_Dataset excerpts_
--
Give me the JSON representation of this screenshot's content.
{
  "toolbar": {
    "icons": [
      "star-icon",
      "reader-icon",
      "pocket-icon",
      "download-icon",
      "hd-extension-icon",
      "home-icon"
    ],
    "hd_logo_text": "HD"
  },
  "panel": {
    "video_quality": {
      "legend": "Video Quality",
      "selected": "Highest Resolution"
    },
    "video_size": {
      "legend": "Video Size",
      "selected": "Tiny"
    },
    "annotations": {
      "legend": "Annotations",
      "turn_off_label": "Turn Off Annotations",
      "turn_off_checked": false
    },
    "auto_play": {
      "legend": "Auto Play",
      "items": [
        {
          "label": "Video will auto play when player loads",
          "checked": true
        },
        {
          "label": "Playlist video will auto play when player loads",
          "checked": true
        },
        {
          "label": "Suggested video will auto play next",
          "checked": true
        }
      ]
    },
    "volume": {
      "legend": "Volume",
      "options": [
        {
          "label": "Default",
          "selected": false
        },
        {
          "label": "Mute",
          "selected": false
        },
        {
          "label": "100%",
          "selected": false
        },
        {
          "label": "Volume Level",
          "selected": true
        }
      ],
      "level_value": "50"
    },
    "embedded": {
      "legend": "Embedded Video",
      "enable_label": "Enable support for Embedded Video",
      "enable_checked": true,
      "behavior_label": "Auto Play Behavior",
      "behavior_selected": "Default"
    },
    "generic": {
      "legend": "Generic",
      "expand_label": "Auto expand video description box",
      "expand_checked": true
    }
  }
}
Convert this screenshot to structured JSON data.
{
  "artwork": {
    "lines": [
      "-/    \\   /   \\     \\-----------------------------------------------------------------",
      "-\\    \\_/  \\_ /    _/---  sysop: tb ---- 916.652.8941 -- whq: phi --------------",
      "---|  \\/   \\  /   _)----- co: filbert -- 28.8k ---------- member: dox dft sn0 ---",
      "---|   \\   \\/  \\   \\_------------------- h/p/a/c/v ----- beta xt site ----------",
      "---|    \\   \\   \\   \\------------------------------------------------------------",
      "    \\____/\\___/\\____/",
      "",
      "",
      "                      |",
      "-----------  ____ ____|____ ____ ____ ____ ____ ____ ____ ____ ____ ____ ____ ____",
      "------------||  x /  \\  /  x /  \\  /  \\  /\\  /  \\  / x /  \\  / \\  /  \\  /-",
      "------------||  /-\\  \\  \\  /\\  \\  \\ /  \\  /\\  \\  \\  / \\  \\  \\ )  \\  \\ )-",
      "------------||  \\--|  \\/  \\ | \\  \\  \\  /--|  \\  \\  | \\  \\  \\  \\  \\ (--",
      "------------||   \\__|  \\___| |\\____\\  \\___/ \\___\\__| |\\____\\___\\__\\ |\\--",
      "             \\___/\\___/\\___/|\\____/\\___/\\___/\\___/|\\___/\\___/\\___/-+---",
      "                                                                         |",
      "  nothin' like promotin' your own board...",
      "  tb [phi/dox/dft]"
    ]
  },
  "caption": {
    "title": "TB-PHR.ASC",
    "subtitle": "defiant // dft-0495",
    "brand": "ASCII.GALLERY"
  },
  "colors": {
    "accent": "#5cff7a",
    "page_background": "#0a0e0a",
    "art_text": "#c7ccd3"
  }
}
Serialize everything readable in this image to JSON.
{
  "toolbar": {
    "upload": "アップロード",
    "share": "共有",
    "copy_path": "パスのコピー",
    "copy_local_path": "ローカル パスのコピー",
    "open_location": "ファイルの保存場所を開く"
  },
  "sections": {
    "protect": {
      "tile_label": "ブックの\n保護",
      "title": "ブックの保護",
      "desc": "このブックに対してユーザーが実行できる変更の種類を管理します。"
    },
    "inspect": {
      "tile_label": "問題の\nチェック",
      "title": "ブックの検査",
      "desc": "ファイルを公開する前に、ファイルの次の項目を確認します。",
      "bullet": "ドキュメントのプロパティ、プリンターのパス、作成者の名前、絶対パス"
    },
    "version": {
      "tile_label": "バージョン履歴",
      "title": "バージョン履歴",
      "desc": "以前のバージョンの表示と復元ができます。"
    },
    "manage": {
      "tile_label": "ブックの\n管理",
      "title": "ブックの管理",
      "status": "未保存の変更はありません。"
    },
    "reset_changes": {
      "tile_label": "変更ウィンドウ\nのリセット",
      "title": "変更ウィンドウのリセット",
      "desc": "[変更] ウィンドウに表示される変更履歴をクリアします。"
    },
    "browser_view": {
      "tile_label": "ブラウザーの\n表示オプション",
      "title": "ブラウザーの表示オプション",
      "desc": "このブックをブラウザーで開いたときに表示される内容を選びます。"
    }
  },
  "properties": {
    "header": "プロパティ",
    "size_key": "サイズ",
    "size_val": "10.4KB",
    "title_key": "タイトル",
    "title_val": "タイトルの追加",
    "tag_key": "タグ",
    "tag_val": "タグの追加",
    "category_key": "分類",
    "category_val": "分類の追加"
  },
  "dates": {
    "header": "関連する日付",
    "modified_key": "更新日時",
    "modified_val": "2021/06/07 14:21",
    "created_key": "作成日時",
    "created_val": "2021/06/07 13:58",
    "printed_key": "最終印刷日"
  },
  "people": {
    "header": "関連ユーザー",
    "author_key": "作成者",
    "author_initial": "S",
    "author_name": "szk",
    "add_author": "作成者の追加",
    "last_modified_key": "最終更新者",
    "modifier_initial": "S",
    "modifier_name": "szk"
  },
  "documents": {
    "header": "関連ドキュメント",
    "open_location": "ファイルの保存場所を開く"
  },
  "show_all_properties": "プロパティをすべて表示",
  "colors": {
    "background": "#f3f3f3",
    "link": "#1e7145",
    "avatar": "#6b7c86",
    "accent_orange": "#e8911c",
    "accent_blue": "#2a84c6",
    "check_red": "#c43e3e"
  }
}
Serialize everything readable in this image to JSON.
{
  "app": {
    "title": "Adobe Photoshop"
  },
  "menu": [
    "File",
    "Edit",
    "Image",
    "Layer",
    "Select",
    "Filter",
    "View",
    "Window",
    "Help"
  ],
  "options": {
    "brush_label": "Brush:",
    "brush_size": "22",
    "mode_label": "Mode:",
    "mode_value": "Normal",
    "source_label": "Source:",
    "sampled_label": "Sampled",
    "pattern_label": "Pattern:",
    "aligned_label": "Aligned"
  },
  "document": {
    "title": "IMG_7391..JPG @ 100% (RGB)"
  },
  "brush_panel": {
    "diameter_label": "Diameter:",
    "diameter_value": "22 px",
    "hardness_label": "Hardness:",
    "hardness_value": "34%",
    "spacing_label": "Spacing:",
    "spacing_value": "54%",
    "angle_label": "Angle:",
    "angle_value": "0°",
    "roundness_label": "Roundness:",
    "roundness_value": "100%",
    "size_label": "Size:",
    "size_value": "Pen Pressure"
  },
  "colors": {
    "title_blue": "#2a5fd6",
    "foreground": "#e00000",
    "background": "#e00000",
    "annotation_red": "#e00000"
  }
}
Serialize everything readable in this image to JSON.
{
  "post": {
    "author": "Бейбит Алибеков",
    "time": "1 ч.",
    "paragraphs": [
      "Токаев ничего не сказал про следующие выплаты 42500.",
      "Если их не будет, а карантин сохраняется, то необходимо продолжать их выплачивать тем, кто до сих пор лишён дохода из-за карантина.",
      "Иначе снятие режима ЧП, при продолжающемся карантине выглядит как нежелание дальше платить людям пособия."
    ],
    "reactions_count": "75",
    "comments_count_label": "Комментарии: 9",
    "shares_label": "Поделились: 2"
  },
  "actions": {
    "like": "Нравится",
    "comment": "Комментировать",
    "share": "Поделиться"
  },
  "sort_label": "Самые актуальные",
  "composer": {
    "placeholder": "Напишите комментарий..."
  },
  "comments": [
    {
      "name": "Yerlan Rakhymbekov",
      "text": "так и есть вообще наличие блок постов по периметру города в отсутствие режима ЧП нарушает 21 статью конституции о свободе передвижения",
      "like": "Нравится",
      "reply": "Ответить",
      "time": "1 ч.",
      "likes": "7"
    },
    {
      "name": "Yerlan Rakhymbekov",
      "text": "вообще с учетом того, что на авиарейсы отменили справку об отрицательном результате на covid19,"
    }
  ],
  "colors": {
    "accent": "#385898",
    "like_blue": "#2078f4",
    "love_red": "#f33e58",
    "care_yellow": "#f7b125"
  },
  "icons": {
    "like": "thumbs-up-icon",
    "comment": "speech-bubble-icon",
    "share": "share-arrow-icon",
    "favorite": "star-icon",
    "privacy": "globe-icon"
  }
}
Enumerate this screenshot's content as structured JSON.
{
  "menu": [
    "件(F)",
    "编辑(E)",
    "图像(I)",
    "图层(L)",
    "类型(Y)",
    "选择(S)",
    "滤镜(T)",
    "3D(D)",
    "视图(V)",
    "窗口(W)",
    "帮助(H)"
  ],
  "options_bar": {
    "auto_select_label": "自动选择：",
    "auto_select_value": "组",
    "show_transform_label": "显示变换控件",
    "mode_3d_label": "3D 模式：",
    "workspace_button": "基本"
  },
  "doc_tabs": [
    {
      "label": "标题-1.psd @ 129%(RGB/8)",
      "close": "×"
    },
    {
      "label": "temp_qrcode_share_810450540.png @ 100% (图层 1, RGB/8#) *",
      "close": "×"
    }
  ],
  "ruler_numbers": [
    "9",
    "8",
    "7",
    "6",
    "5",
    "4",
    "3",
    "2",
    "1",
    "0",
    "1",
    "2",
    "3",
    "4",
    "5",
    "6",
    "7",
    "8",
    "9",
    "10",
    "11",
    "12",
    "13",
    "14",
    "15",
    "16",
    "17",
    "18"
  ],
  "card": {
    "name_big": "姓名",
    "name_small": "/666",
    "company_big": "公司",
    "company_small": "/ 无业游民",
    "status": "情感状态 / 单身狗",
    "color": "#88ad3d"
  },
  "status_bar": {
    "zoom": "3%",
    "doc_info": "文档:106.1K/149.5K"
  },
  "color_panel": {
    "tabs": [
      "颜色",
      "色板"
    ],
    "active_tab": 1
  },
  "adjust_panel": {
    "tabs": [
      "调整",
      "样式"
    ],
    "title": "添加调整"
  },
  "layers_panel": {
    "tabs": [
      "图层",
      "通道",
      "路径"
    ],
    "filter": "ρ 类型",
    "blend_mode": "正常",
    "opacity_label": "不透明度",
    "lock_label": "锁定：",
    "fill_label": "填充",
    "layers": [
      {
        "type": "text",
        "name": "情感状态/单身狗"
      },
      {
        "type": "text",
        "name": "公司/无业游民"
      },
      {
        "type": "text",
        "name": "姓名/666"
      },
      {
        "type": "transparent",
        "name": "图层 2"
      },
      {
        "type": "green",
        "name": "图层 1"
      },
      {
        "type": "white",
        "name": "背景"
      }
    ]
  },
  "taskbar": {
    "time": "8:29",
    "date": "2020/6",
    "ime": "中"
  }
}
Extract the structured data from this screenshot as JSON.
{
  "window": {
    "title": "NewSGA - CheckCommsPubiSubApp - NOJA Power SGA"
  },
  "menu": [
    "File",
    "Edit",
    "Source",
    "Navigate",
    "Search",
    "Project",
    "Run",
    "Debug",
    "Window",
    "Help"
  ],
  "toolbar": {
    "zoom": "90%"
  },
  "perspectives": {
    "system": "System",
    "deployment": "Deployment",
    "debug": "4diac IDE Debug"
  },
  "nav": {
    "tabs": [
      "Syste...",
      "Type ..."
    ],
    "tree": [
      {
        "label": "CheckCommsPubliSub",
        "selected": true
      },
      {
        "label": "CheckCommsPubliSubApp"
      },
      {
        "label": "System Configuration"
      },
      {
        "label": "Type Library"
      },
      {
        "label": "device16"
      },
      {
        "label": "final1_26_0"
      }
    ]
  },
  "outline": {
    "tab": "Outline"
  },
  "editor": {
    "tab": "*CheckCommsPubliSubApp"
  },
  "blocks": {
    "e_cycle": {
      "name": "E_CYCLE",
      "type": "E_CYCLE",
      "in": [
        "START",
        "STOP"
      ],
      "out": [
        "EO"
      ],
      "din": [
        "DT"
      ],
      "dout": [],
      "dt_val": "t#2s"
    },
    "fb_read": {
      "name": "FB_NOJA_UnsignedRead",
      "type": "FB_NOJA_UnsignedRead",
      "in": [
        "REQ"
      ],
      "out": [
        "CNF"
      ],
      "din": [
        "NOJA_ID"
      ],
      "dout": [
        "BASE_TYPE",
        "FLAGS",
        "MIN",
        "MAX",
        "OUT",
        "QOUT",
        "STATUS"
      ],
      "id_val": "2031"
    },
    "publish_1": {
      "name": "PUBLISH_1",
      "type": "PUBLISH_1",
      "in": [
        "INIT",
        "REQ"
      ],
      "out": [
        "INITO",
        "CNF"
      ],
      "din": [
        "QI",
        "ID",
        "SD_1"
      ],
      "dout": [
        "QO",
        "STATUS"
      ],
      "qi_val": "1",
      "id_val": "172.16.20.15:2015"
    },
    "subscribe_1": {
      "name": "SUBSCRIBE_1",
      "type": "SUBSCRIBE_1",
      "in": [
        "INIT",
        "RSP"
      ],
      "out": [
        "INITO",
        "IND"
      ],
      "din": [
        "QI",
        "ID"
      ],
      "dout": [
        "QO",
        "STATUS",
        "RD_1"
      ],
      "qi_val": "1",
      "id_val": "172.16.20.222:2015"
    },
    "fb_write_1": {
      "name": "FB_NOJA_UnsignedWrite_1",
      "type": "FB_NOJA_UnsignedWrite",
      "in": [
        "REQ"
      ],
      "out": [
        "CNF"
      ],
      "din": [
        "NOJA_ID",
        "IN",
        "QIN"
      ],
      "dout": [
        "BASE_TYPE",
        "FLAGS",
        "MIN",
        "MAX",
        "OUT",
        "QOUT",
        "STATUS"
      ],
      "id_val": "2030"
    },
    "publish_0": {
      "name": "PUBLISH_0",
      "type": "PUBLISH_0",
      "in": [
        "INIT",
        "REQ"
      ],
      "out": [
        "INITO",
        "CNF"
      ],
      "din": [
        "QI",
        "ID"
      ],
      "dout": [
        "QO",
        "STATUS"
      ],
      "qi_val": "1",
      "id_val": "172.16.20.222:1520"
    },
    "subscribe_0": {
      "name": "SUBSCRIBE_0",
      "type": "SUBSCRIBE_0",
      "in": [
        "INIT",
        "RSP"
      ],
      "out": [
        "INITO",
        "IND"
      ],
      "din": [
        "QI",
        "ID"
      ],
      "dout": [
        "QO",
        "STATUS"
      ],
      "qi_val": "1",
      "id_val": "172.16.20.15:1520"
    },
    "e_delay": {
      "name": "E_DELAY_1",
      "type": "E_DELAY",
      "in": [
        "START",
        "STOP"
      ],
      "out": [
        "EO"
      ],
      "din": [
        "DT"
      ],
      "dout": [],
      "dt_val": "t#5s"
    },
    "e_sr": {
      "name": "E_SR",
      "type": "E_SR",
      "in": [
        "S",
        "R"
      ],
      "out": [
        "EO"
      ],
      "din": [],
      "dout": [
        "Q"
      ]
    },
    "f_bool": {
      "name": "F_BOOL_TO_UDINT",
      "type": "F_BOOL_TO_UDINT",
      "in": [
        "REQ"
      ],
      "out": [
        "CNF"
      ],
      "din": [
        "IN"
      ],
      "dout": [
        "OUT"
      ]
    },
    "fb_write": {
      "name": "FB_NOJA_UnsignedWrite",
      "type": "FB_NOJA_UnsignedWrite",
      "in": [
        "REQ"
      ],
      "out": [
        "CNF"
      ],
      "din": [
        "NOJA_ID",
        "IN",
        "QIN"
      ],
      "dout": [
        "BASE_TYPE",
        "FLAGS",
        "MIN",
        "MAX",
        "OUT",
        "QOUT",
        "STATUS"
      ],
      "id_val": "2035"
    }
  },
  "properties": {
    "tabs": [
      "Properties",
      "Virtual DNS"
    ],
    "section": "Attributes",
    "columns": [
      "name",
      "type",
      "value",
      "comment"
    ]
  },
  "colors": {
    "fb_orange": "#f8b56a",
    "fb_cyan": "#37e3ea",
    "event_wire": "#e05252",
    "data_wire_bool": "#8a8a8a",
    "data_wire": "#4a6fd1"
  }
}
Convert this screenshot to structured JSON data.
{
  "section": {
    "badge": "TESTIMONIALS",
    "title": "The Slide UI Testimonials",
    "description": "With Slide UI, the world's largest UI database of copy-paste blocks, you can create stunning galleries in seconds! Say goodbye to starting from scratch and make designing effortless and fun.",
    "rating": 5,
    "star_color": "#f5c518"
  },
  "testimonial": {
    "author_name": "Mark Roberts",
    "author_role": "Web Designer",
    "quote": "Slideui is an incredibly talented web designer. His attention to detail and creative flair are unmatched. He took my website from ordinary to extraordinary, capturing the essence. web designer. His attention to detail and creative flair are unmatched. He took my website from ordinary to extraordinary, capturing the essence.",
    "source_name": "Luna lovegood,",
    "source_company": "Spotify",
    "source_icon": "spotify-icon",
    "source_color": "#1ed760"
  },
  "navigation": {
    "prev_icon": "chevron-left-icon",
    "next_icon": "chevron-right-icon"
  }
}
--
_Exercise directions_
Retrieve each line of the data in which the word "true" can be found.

_Answer_
          "checked": true
          "checked": true
          "checked": true
          "selected": true
      "enable_checked": true,
      "expand_checked": true
        "selected": true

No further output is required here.